■ **Your objective**: Could you return the data below exactly as it appears?

■ **Materials provided**:
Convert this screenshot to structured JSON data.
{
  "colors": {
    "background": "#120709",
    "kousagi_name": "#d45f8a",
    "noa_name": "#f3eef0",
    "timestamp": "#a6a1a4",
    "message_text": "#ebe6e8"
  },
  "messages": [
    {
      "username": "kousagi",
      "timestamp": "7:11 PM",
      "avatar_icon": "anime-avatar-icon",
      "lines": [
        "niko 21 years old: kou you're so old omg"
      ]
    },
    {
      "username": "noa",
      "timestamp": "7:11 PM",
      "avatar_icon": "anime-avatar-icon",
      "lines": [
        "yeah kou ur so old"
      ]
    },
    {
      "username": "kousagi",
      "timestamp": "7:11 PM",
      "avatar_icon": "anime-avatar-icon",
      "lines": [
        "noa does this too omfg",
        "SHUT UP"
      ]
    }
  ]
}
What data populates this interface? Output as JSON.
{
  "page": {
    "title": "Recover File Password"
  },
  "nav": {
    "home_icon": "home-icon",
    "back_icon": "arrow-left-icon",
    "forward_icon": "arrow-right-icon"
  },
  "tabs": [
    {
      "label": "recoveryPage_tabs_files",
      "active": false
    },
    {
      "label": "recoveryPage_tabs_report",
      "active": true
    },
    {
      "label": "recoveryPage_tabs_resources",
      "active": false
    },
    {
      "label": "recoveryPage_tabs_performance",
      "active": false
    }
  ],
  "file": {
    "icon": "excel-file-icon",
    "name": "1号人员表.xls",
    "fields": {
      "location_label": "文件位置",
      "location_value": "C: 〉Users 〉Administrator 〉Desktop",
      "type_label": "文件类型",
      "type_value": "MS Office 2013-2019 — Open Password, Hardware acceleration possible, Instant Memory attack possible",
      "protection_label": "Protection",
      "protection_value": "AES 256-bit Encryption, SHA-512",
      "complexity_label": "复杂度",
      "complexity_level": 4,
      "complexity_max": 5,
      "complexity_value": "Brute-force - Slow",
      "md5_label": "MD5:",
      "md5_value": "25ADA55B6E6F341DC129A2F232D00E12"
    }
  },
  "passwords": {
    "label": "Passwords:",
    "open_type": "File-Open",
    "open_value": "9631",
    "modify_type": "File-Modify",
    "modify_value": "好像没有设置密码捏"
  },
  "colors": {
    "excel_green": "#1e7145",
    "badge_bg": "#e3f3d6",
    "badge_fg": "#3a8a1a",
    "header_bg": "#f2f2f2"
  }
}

■ **The completed task**:
Convert this screenshot to structured JSON data.
{
  "colors": {
    "background": "#120709",
    "kousagi_name": "#d45f8a",
    "noa_name": "#f3eef0",
    "timestamp": "#a6a1a4",
    "message_text": "#ebe6e8"
  },
  "messages": [
    {
      "username": "kousagi",
      "timestamp": "7:11 PM",
      "avatar_icon": "anime-avatar-icon",
      "lines": [
        "niko 21 years old: kou you're so old omg"
      ]
    },
    {
      "username": "noa",
      "timestamp": "7:11 PM",
      "avatar_icon": "anime-avatar-icon",
      "lines": [
        "yeah kou ur so old"
      ]
    },
    {
      "username": "kousagi",
      "timestamp": "7:11 PM",
      "avatar_icon": "anime-avatar-icon",
      "lines": [
        "noa does this too omfg",
        "SHUT UP"
      ]
    }
  ]
}
What data populates this interface? Output as JSON.
{
  "page": {
    "title": "Recover File Password"
  },
  "nav": {
    "home_icon": "home-icon",
    "back_icon": "arrow-left-icon",
    "forward_icon": "arrow-right-icon"
  },
  "tabs": [
    {
      "label": "recoveryPage_tabs_files",
      "active": false
    },
    {
      "label": "recoveryPage_tabs_report",
      "active": true
    },
    {
      "label": "recoveryPage_tabs_resources",
      "active": false
    },
    {
      "label": "recoveryPage_tabs_performance",
      "active": false
    }
  ],
  "file": {
    "icon": "excel-file-icon",
    "name": "1号人员表.xls",
    "fields": {
      "location_label": "文件位置",
      "location_value": "C: 〉Users 〉Administrator 〉Desktop",
      "type_label": "文件类型",
      "type_value": "MS Office 2013-2019 — Open Password, Hardware acceleration possible, Instant Memory attack possible",
      "protection_label": "Protection",
      "protection_value": "AES 256-bit Encryption, SHA-512",
      "complexity_label": "复杂度",
      "complexity_level": 4,
      "complexity_max": 5,
      "complexity_value": "Brute-force - Slow",
      "md5_label": "MD5:",
      "md5_value": "25ADA55B6E6F341DC129A2F232D00E12"
    }
  },
  "passwords": {
    "label": "Passwords:",
    "open_type": "File-Open",
    "open_value": "9631",
    "modify_type": "File-Modify",
    "modify_value": "好像没有设置密码捏"
  },
  "colors": {
    "excel_green": "#1e7145",
    "badge_bg": "#e3f3d6",
    "badge_fg": "#3a8a1a",
    "header_bg": "#f2f2f2"
  }
}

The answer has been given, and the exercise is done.